With this in mind, today, we’re taking a look at the recent reveal that the UK has hit a 30-year record high for inflation rates – and what this might mean for both individuals and investors alike.
What is Inflation?
Generally speaking, it is accepted that inflation is the norm across all countries and economies, and this is something that you should absolutely have an understanding of as a result. This has become even more apparent for this year, with the UK economy reaching a record high for inflation at 5.5% – a massive 3.5% above the Bank of England’s target of 2.0%.
In summary, inflation is the rate by which prices increase. As such, the Bank of England determines the country’s inflation rate by considering numerous different factors, such as the most common grocery purchases and how their prices are changing with time. What’s more, they also consider the price of several other, different expenses, such as the cost of holidays and the like, to see how prices are changing with each passing year.
Inflation rate can also be affected by the rate that new money is printed. Indeed, it’s historically been seen that governments facing turmoil have printed large sums of money – providing a short-term solution, but leading to staggering and damaging inflation rates that devalue the currency itself. Fortunately, this is not something that we’re seeing with the UK economy, but the interest rates have nevertheless been staggeringly high all the same.
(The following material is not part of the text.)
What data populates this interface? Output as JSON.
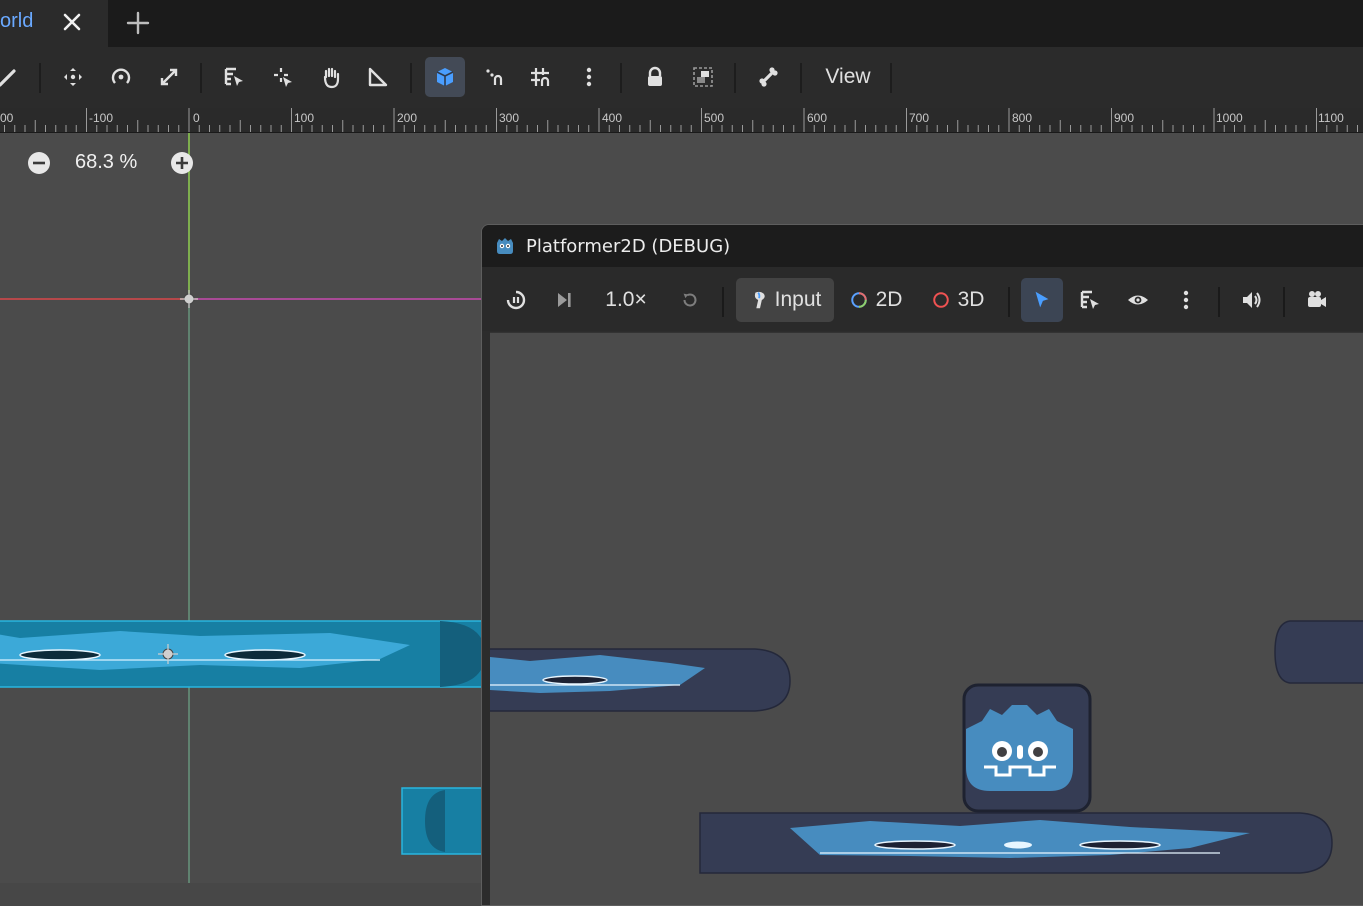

What Inflation Rates Mean for Forex Traders
For traders, a weaker pound may offer investment opportunities in the short term. However, in the long term once the value of the pound stabilises, this will likely play very little influence in the value of investing in the Pound Sterling. Indeed, the Pound Sterling still remains a major currency on the Forex trading market, and so the higher inflation rate likely won’t have a prominent impact overall; free Forex signals and other such recommendations will likely stabilise over time.
Of course, more and more people are looking into the different opportunities for their own personal income and investment opportunities, and Forex trading is one such field. Indeed, Forex trading solutions are rapidly; in fact, as explained by SME News, the Forex trading market is potentially worth a staggering $5 trillion (around £3 trillion).
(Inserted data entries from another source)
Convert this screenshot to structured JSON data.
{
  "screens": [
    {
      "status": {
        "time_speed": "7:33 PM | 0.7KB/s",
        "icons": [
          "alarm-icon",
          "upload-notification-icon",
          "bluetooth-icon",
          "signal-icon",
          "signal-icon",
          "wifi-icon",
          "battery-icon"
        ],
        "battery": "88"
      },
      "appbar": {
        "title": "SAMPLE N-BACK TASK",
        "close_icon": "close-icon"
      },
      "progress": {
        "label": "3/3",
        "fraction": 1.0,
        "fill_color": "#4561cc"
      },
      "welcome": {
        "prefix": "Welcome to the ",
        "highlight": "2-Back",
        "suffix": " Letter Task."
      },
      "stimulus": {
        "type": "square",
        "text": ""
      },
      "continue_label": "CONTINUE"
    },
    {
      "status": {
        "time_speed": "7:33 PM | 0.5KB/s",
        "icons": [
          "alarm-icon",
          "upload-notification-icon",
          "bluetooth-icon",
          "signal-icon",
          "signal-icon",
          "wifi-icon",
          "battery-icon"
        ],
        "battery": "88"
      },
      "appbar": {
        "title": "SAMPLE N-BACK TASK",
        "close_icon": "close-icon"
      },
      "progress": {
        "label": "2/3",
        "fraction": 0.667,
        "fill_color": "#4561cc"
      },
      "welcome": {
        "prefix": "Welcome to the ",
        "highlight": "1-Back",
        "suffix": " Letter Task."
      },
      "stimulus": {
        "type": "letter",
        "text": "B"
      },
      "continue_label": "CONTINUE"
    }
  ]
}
Is Inflation Good or Bad for Consumers?
At this point, we need to outline whether inflation is actually good or bad for consumers. Indeed, on the surface, the thought of having more money seems like a good thought. However, there’s a significant issue here – and it’s that financials often revolve around the concepts of supply and demand.
When there’s more money in the currency than before, the currency itself falls in strength. This means that, while you might still hold a £1 coin in your hand, it’s actually worth less compared to other currencies. What’s more, this can also result in price fluctuations for goods; for example, a £1 loaf of bread might cost £1.05 the following year after a 5% inflation rate.
This might not sound much, but when you consider an increase of 5% every week on your weekly food shop alone, that can rapidly amount to substantial sums of money. For example, over a 52-week year, you would end up paying 5% every single week. If your weekly shop fell at £50, this would amount to £2.50 per week, or around £125 more spent per year just on food shopping.
This substantial change can significantly impact your saving goals overall. As such, it’s clear to see that this new 30-year inflation rate record could spell bad things for the economy overall – especially if wages struggle to keep up with the inflation rate.
Inflation is never good news for consumers and can leave our money stretching less and less far with each passing year. However, to get the most effective value from your money, it’s crucial to have effective and reliable solutions in place to keep your money working for you, not against you. And, with the interest rate hitting 5.5% this year, it’s clear to see that things are changing at a rapid rate overall.